In this tutorial, we've gone over how to add a legend to your Matplotlib plots. Firstly, we've let Matplotlib figure out where the legend should be located, after which we've used the
bbox_to_anchor argument to specify our own location, outside of the axes.
Data Visualization in Python with Matplotlib and Pandas is a book designed to take absolute beginners to Pandas and Matplotlib, with basic Python knowledge, and allow them to build a strong foundation for advanced work with theses libraries - from simple plots to animated 3D plots with interactive buttons.
It serves as an in-depth, guide that'll teach you everything you need to know about Pandas and Matplotlib, including how to construct plot types that aren't built into the library itself.
Data Visualization in Python, a book for beginner to intermediate Python developers, guides you through simple data manipulation with Pandas, cover core plotting libraries like Matplotlib and Seaborn, and show you how to take advantage of declarative and experimental libraries like Altair.

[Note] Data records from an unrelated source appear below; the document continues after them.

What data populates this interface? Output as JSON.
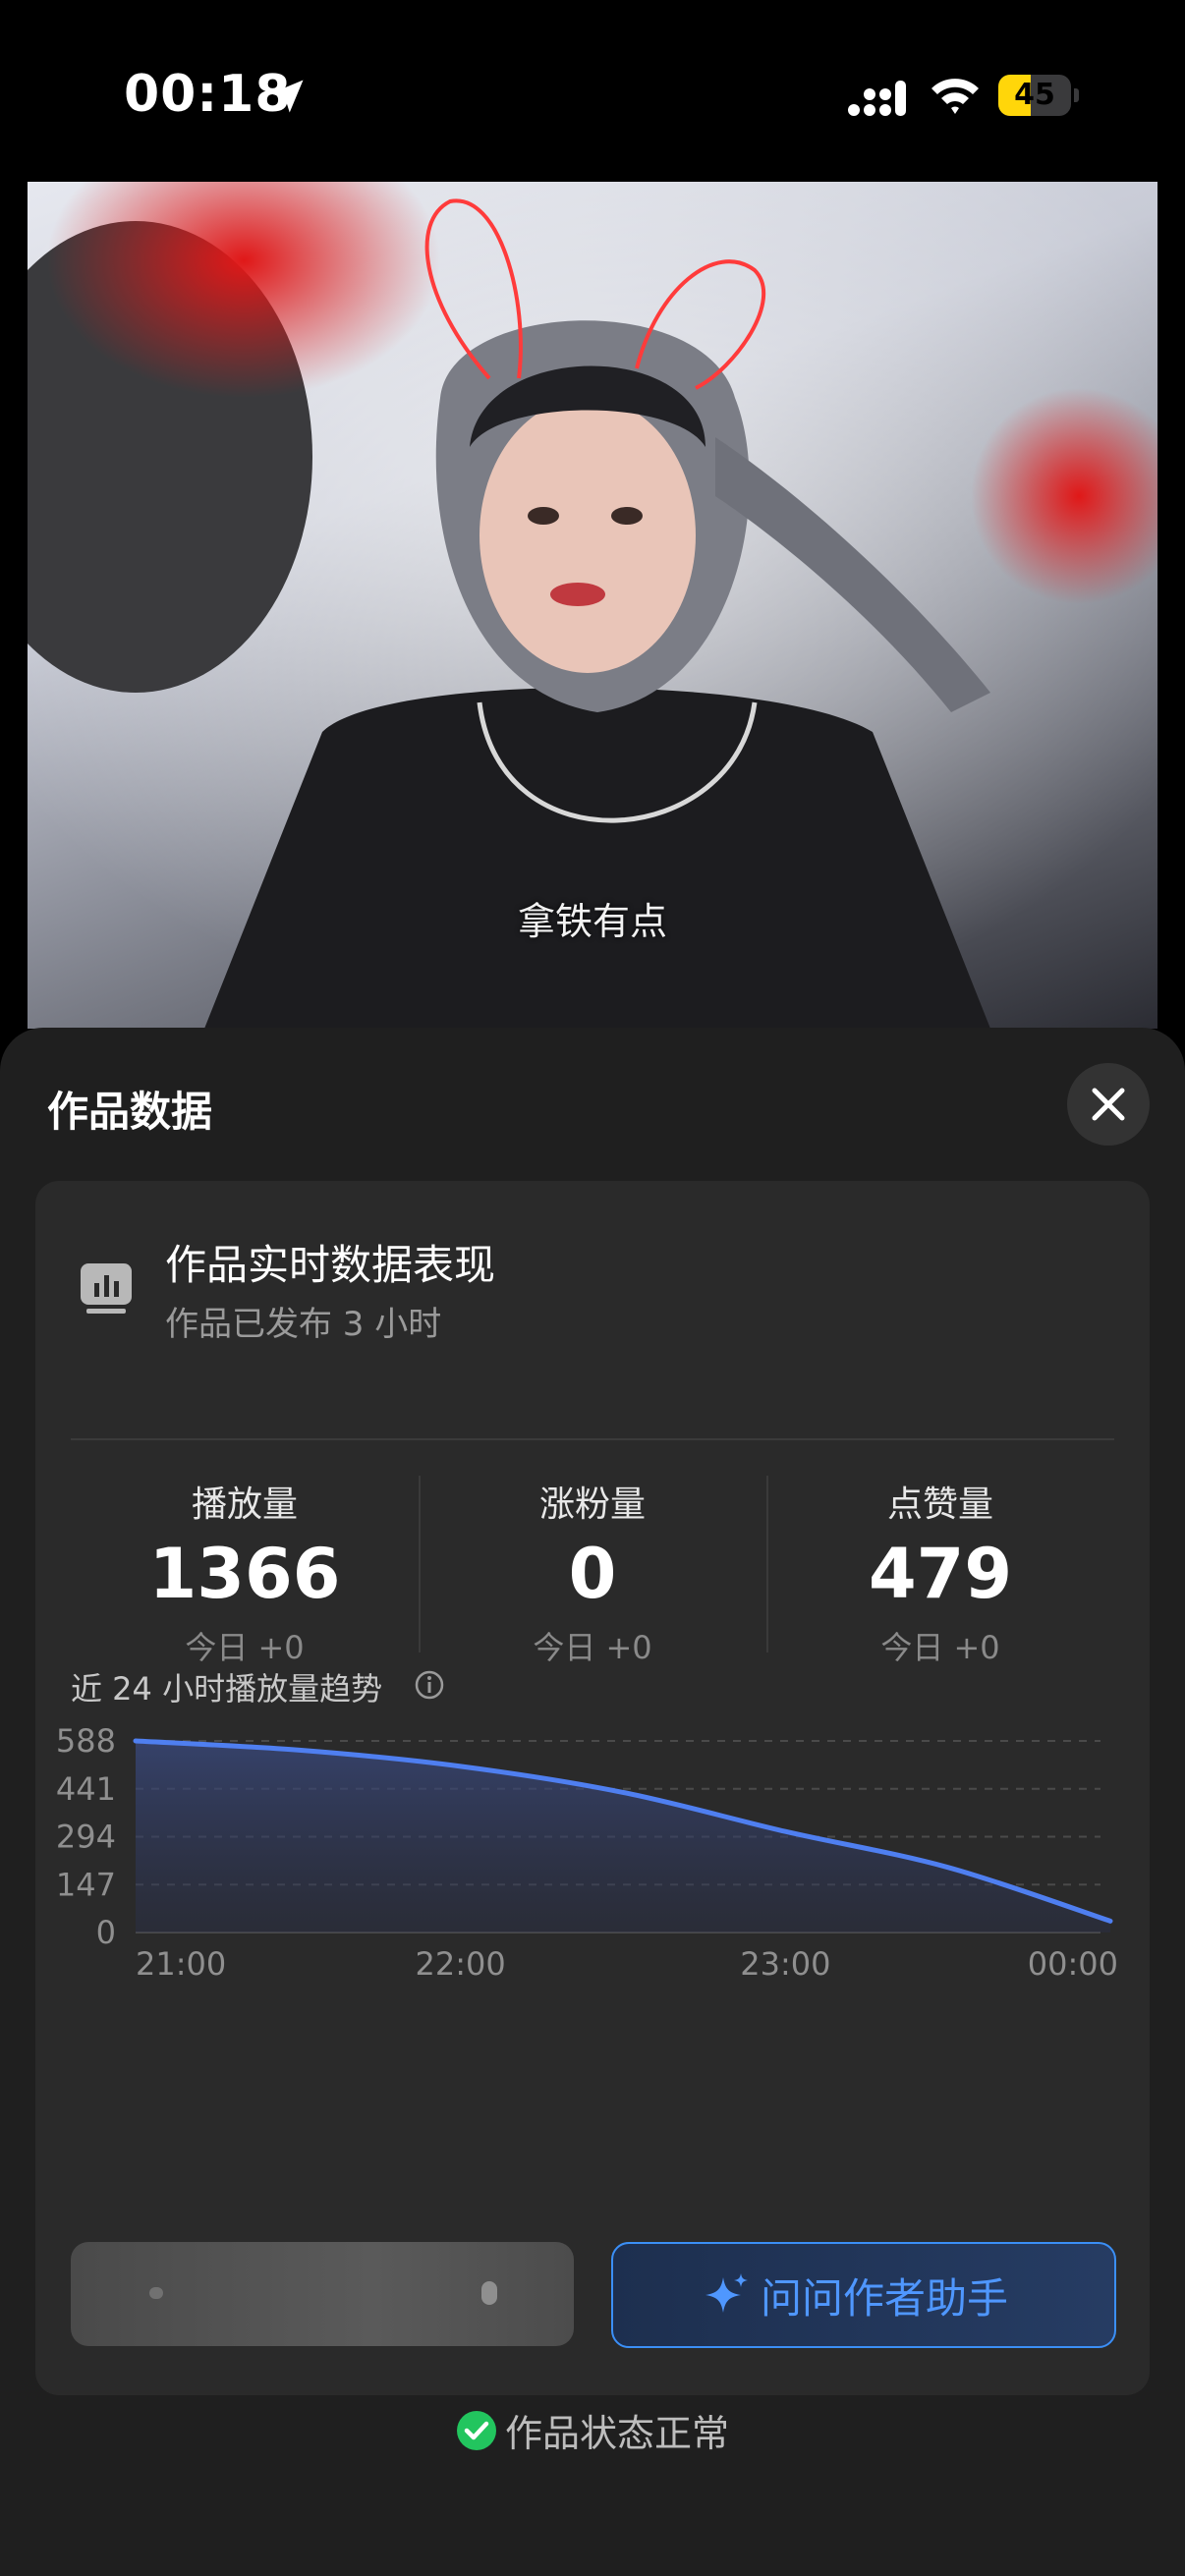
{
  "status_bar": {
    "time": "00:18",
    "battery": "45",
    "battery_level": 0.45
  },
  "photo": {
    "caption": "拿铁有点"
  },
  "sheet": {
    "title": "作品数据",
    "card": {
      "title": "作品实时数据表现",
      "subtitle": "作品已发布 3 小时"
    },
    "stats": [
      {
        "label": "播放量",
        "value": "1366",
        "today": "今日 +0"
      },
      {
        "label": "涨粉量",
        "value": "0",
        "today": "今日 +0"
      },
      {
        "label": "点赞量",
        "value": "479",
        "today": "今日 +0"
      }
    ],
    "trend_title": "近 24 小时播放量趋势",
    "ask_button": "问问作者助手",
    "status_text": "作品状态正常"
  },
  "colors": {
    "accent": "#4f7ff0",
    "success": "#22c55e",
    "ask_text": "#4f97ff"
  },
  "chart_data": {
    "type": "area",
    "x": [
      "21:00",
      "21:30",
      "22:00",
      "22:30",
      "23:00",
      "23:30",
      "00:00"
    ],
    "y": [
      588,
      560,
      510,
      430,
      310,
      200,
      35
    ],
    "x_ticks": [
      "21:00",
      "22:00",
      "23:00",
      "00:00"
    ],
    "y_ticks": [
      "588",
      "441",
      "294",
      "147",
      "0"
    ],
    "ylim": [
      0,
      588
    ],
    "grid": "dashed horizontal"
  }
}
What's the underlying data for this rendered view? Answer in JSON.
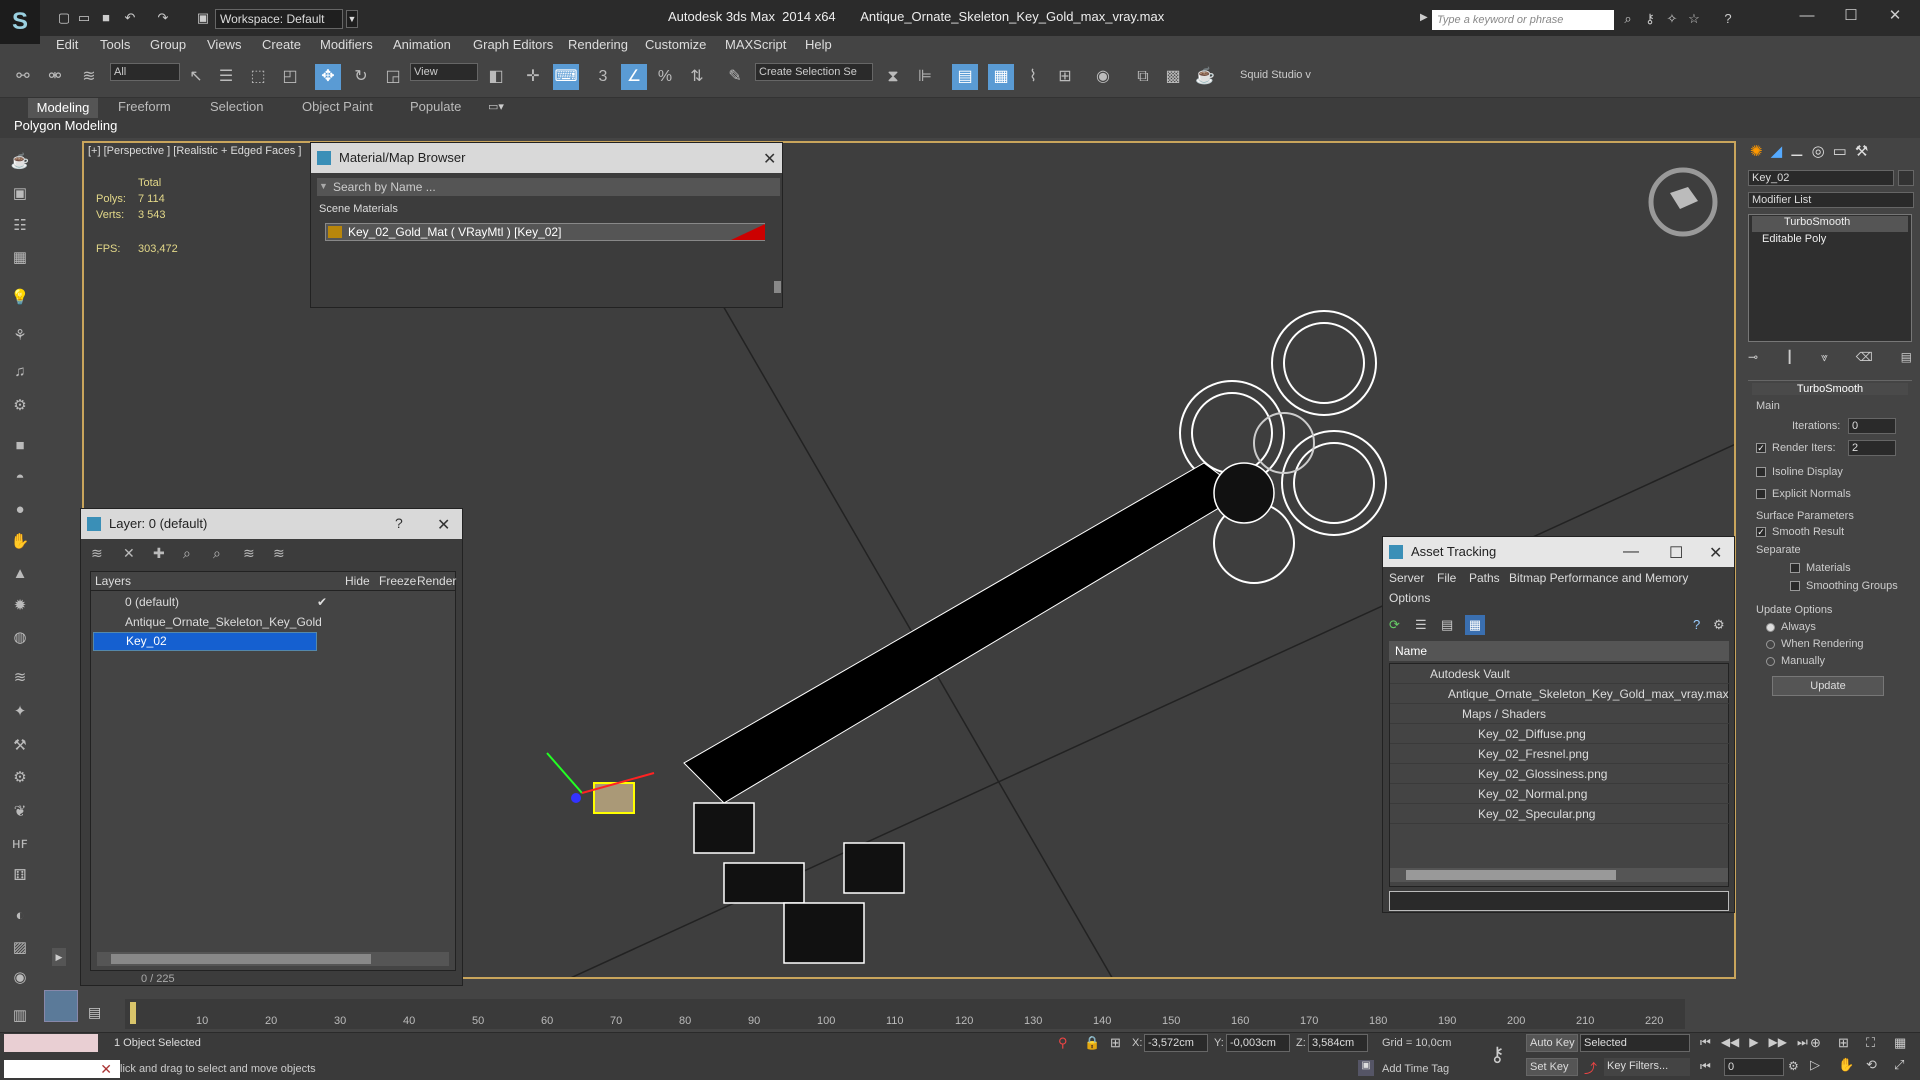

More specifically, over the span of 11 chapters this book covers 9 Python libraries: Pandas, Matplotlib, Seaborn, Bokeh, Altair, Plotly, GGPlot, GeoPandas, and VisPy.
It serves as a unique, practical guide to Data Visualization, in a plethora of tools you might use in your career.Reference: stackabuse.com